:: Problem statement ::
Word for word, write out all of the entries that follow.

:: Data shown ::
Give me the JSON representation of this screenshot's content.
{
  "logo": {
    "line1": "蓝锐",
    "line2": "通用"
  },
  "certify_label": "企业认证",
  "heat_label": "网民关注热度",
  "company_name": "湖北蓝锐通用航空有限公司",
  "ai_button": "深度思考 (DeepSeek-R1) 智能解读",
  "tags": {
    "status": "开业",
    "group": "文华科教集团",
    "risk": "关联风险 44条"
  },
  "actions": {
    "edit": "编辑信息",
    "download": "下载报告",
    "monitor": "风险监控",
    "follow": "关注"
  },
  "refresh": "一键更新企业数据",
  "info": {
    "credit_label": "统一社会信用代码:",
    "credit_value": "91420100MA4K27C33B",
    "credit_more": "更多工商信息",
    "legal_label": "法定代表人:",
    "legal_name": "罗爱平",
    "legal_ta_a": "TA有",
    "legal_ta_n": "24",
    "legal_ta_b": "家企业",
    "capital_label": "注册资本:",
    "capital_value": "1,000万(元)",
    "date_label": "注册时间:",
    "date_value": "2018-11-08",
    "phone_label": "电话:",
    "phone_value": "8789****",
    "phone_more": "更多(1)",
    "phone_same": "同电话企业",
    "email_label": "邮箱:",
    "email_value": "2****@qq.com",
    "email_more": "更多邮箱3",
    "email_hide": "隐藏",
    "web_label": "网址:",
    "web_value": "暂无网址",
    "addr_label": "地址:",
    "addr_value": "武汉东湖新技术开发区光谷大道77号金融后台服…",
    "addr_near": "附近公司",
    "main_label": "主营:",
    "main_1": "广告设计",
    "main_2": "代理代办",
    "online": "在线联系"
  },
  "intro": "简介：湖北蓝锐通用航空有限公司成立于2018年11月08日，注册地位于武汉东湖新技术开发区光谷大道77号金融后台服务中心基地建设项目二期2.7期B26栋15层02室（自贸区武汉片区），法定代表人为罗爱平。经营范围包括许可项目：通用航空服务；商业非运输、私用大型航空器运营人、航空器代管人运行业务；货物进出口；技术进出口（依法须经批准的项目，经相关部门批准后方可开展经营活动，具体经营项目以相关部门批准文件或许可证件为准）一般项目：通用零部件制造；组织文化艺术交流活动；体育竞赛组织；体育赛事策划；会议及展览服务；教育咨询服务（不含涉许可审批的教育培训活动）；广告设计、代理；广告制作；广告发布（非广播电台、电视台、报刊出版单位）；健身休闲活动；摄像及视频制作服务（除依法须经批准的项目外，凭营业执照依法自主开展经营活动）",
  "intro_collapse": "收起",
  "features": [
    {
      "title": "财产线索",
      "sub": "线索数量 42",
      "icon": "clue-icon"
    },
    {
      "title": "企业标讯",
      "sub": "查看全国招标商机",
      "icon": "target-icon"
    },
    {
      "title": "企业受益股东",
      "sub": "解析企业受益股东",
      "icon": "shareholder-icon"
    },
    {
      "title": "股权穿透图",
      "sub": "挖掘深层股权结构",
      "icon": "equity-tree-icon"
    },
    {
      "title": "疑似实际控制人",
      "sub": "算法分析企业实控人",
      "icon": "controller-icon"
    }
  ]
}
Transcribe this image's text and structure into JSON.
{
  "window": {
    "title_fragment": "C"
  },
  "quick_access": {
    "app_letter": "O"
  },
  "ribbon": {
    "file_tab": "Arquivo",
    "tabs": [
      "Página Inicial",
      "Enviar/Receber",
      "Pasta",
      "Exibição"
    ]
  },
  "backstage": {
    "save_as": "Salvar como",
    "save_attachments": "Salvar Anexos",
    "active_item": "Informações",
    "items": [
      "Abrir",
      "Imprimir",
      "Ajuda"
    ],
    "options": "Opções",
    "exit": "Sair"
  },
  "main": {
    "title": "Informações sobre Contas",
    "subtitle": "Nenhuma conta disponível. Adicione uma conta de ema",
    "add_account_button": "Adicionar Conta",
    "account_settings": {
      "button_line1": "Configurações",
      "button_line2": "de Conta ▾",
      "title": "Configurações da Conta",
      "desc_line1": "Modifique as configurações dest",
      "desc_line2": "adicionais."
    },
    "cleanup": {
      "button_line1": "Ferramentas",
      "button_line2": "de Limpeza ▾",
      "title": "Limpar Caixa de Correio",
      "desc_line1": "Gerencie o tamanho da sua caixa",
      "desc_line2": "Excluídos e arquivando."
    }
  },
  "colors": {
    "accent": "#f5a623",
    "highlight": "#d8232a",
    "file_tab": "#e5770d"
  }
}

:: Response area ::
Give me the JSON representation of this screenshot's content.
{
  "logo": {
    "line1": "蓝锐",
    "line2": "通用"
  },
  "certify_label": "企业认证",
  "heat_label": "网民关注热度",
  "company_name": "湖北蓝锐通用航空有限公司",
  "ai_button": "深度思考 (DeepSeek-R1) 智能解读",
  "tags": {
    "status": "开业",
    "group": "文华科教集团",
    "risk": "关联风险 44条"
  },
  "actions": {
    "edit": "编辑信息",
    "download": "下载报告",
    "monitor": "风险监控",
    "follow": "关注"
  },
  "refresh": "一键更新企业数据",
  "info": {
    "credit_label": "统一社会信用代码:",
    "credit_value": "91420100MA4K27C33B",
    "credit_more": "更多工商信息",
    "legal_label": "法定代表人:",
    "legal_name": "罗爱平",
    "legal_ta_a": "TA有",
    "legal_ta_n": "24",
    "legal_ta_b": "家企业",
    "capital_label": "注册资本:",
    "capital_value": "1,000万(元)",
    "date_label": "注册时间:",
    "date_value": "2018-11-08",
    "phone_label": "电话:",
    "phone_value": "8789****",
    "phone_more": "更多(1)",
    "phone_same": "同电话企业",
    "email_label": "邮箱:",
    "email_value": "2****@qq.com",
    "email_more": "更多邮箱3",
    "email_hide": "隐藏",
    "web_label": "网址:",
    "web_value": "暂无网址",
    "addr_label": "地址:",
    "addr_value": "武汉东湖新技术开发区光谷大道77号金融后台服…",
    "addr_near": "附近公司",
    "main_label": "主营:",
    "main_1": "广告设计",
    "main_2": "代理代办",
    "online": "在线联系"
  },
  "intro": "简介：湖北蓝锐通用航空有限公司成立于2018年11月08日，注册地位于武汉东湖新技术开发区光谷大道77号金融后台服务中心基地建设项目二期2.7期B26栋15层02室（自贸区武汉片区），法定代表人为罗爱平。经营范围包括许可项目：通用航空服务；商业非运输、私用大型航空器运营人、航空器代管人运行业务；货物进出口；技术进出口（依法须经批准的项目，经相关部门批准后方可开展经营活动，具体经营项目以相关部门批准文件或许可证件为准）一般项目：通用零部件制造；组织文化艺术交流活动；体育竞赛组织；体育赛事策划；会议及展览服务；教育咨询服务（不含涉许可审批的教育培训活动）；广告设计、代理；广告制作；广告发布（非广播电台、电视台、报刊出版单位）；健身休闲活动；摄像及视频制作服务（除依法须经批准的项目外，凭营业执照依法自主开展经营活动）",
  "intro_collapse": "收起",
  "features": [
    {
      "title": "财产线索",
      "sub": "线索数量 42",
      "icon": "clue-icon"
    },
    {
      "title": "企业标讯",
      "sub": "查看全国招标商机",
      "icon": "target-icon"
    },
    {
      "title": "企业受益股东",
      "sub": "解析企业受益股东",
      "icon": "shareholder-icon"
    },
    {
      "title": "股权穿透图",
      "sub": "挖掘深层股权结构",
      "icon": "equity-tree-icon"
    },
    {
      "title": "疑似实际控制人",
      "sub": "算法分析企业实控人",
      "icon": "controller-icon"
    }
  ]
}
Transcribe this image's text and structure into JSON.
{
  "window": {
    "title_fragment": "C"
  },
  "quick_access": {
    "app_letter": "O"
  },
  "ribbon": {
    "file_tab": "Arquivo",
    "tabs": [
      "Página Inicial",
      "Enviar/Receber",
      "Pasta",
      "Exibição"
    ]
  },
  "backstage": {
    "save_as": "Salvar como",
    "save_attachments": "Salvar Anexos",
    "active_item": "Informações",
    "items": [
      "Abrir",
      "Imprimir",
      "Ajuda"
    ],
    "options": "Opções",
    "exit": "Sair"
  },
  "main": {
    "title": "Informações sobre Contas",
    "subtitle": "Nenhuma conta disponível. Adicione uma conta de ema",
    "add_account_button": "Adicionar Conta",
    "account_settings": {
      "button_line1": "Configurações",
      "button_line2": "de Conta ▾",
      "title": "Configurações da Conta",
      "desc_line1": "Modifique as configurações dest",
      "desc_line2": "adicionais."
    },
    "cleanup": {
      "button_line1": "Ferramentas",
      "button_line2": "de Limpeza ▾",
      "title": "Limpar Caixa de Correio",
      "desc_line1": "Gerencie o tamanho da sua caixa",
      "desc_line2": "Excluídos e arquivando."
    }
  },
  "colors": {
    "accent": "#f5a623",
    "highlight": "#d8232a",
    "file_tab": "#e5770d"
  }
}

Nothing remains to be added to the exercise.